In order to understand this, we examine some of the ways in which employability has been defined. The University of Newcastle has defined employability as a capacity to move selfsufficiently into and within the labor market, to fulfill one’s potential through sustainable employment, so imposing the responsibility of depending on oneself to move into and forward on the individual.
What are Skills?
A clear understanding of the concept of skills is needed before to move to employability skills. A skill can be thought of as an ability, which may be inherent or acquired, and which can be performed repeatedly. Skills can be assessed or verified only through performance. However they differ very little from knowledge and understanding. We usually say that we measure the breadth of knowledge, the depth of understanding and the ability in assessing a skill. In other words, how broad is one’s knowledge, how deep is the understanding and how able is one in performing a skill.
Although employability skills are embedded in most courses throughout life, students often fail to relate them to the employment context. These employability skills are holistic in the sense that they are related not only to secure work but also contribute to the work once acquired and assist in the development within a career throughout the career span of an individual. Hence, it is important to relate to these skills developed beyond the context of education and look forward to utilize them during the career span.
The Change in the Nature of Employability Skills
The 1980s saw an increase in interest in skills, which learned in one context could be fairly and readily transferred to another context. This concept was captured and defined by Bridges in 1993 as the generic capabilities, which allowed people to succeed in a wide range of different tasks and jobs (Bridges, 1993, p. 43). These transferable set of capabilities they said were highly required, independent of the context. This also marked the change in the nature of capabilities required for employment from mere possession of hard skills to a wide range of generic skills.

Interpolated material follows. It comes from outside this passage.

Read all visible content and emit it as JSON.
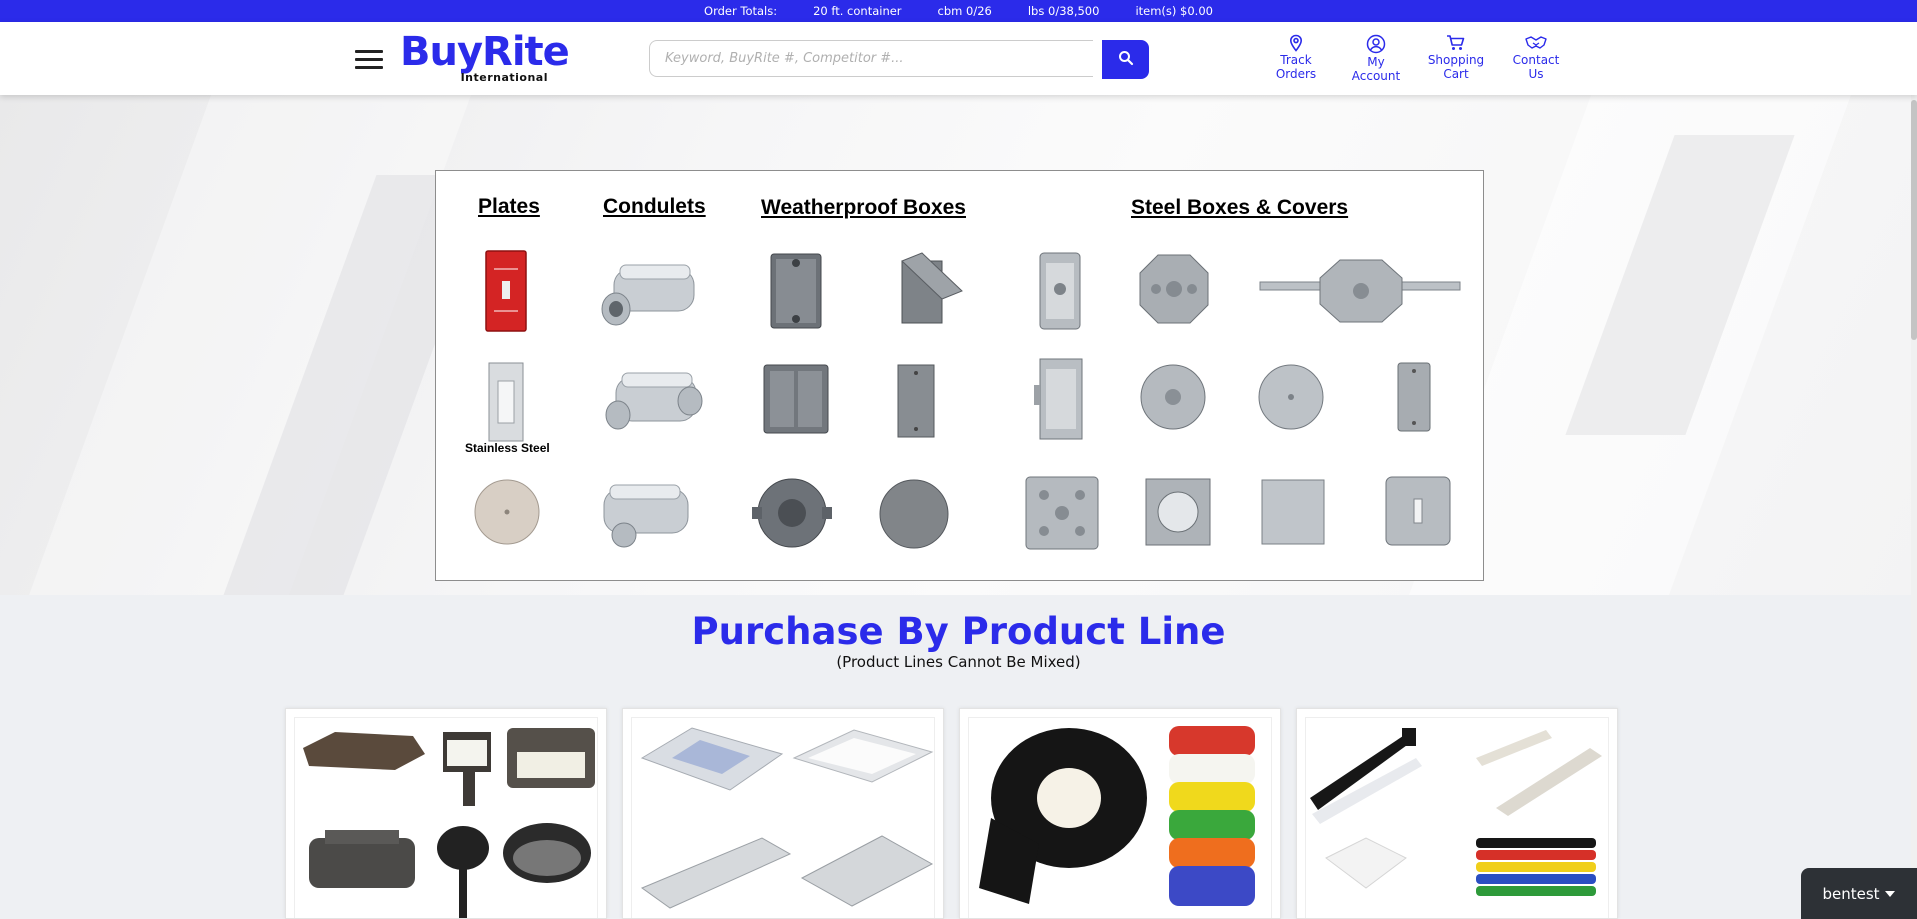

Two studies, one by the American Society for Training and Development (ASTD)
(Carnevale et al., 1990, p. 38) and one by the Secretary’s Commission on Achieving Necessary Skills (SCANS, 1991) have been the foundational works in identifying employability skills, often used as benchmarks or beginning points for other international, national, state, regional, and local studies.
Although there seems to be no common definition for the term “soft skills”, there seems to be a general agreement that they are related to people oriented skills and self-management skills. And that the same skills are also important in improving the productivity of workforce and increasingly linked to the employability of individuals. Altogether, the message seems to be that soft skills require a hard look and no one can ignore them as a fanciful idea. There seems to be no alternative but to give soft skills the importance they deserve. Technical abilities can help one step get a job but after that soft skills in the form of employable skills take over. For life. thus, if one wants “employability for life”, then there seems to be no shortcut but to continuously developing and enhancing ones soft skills.
Bridges D (1993), Transferable Skills: A Philosophical Perspective, Studies in Higher Education,
18, (1), pp. 43-51
Carnevale A P, Gainer L J and Meltzer A S (1990), Workplace Basics: The Essential Skills
Employers Want, San Francisco, Jossey-Bass